McLean-based Clearspring will change its corporate moniker to AddThis, the company announced today, in an effort to focus its brand
around a Web widget of the same name that allows people to share Internet content on their social networks.
The AddThis widget — a constellation of tiny icons that connect to such social networks as Twitter, Facebook and Google+ — now sits on 14 million Web pages and reaches 1.3 billion people a month, the firm said. That’s about equal to the population of China.
But for the widget’s ubiquity, many people may not take conscious notice of it or realize that the company behind tracks every time its used to share information.

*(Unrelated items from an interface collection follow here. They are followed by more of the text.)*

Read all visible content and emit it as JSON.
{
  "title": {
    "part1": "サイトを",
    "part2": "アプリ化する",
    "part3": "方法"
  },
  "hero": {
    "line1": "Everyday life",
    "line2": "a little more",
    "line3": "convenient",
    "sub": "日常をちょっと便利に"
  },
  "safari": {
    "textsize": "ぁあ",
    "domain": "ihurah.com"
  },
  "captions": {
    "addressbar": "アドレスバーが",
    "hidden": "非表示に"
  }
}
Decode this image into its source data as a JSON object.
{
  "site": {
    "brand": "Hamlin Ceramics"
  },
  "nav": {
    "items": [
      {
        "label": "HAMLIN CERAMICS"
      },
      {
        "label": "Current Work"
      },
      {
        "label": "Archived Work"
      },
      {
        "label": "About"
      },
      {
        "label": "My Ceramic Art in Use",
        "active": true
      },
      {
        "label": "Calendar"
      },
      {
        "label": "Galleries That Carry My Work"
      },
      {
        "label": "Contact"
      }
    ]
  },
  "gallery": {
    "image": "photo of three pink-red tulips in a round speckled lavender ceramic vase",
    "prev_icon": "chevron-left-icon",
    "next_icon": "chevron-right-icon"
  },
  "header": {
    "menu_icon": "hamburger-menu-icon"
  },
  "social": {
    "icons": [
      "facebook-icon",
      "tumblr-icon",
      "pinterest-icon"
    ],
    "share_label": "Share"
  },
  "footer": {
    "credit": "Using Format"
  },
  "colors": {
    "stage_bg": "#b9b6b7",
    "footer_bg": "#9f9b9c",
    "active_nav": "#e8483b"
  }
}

The company could soon gain more visibility. The name change coincides with the debut of several tools that allow Web sites to engage more directly with their visitors.
A trending tool, for example, shows which of the Web site’s content is being shared most frequently on social networks. Meanwhile, a welcome tool greets readers individually based on the social networks
they use most regularly.
These tools are powered by the reams of data that the company collects everytime a user shares a newspaper article or online video through its widget. Advertisers then pay to connect with those Web users whose interests best align with their products.
“When you look at the whole business AddThis really represents where we are, which is using big data to unlock the power of the social Web, but it also shows where we’re going with a set of new tools,” said co-founder and executive chairman Hooman Radfar.
The company has been called Clearspring since 2004 when the co-founders were graduate students at Carnegie Mellon University. They wrote down a series of keywords that could be used in a name, including “clear” and “spring,” and a classmate suggested they sounded good together.
“It was the name that we all thought was the best of the worst,” Radfar admits. “When we got to [the point of] incorporation, that was the one that stood out. When you’re picking a name, it’s always the hardest.
“For me personally there is a lot of emotion in the name change, but it’s very pragmatic,” he continued. “Our product has become bigger than our company and when you have something like that, you ride it.”